It is listed as vulnerable by IUCN.

The mugger is mainly a freshwater species, and found in lakes, rivers and marshes.

  1. Gharial:

The Gharial or fish eating crocodile is native to the Indian subcontinent.

It is listed as a Critically Endangered by IUCN.

Small released populations are present and increasing in the rivers of the National Chambal Sanctuary, Katarniaghat Wildlife Sanctuary, Son River Sanctuary and the rainforest biome of Mahanadi in Satkosia Gorge Sanctuary, Orissa.

  1. Saltwater Crocodile:

It is the largest of all living reptiles. It listed as least concern by IUCN. It is found throughout the east coast of India.

 

Smog tower:

Delhi gets its first smog tower.

In November, the Supreme Court had directed the Centre and the Delhi government to prepare a plan to install ‘smog towers’ across the capital to deal with air pollution.
What is a ‘smog tower’?

  • Smog towers are structures designed to work as large-scale air purifiers. They are usually fitted with multiple layers of air filters, which clean the air of pollutants as it passes through them. After the cleaning, the tower releases clean air.
  • The filters installed in the tower will use carbon nanofibres as a major component and will be fitted along its peripheries. The tower will focus on reducing particulate matter load.

 

Bibi Ka Maqbara:

It is a tomb located in Aurangabad, Maharashtra.

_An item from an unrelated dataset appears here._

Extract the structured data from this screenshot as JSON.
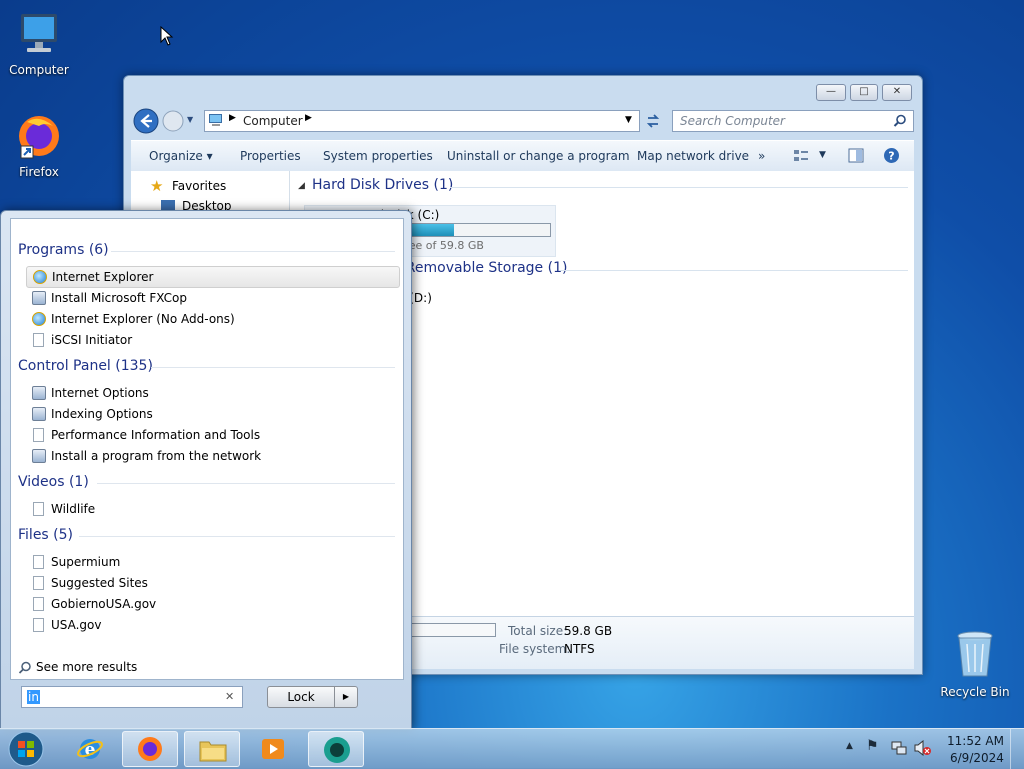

  • It was commissioned in 1660 by the Mughal emperor Aurangzeb in the memory of his first and chief wife Dilras Banu Begum.
  • It is considered to be a symbol of Aurangzeb’s ‘conjugal fidelity’.
  • The structure, known as the ‘Taj of the Deccan’ because of its striking resemblance to the Taj Mahal.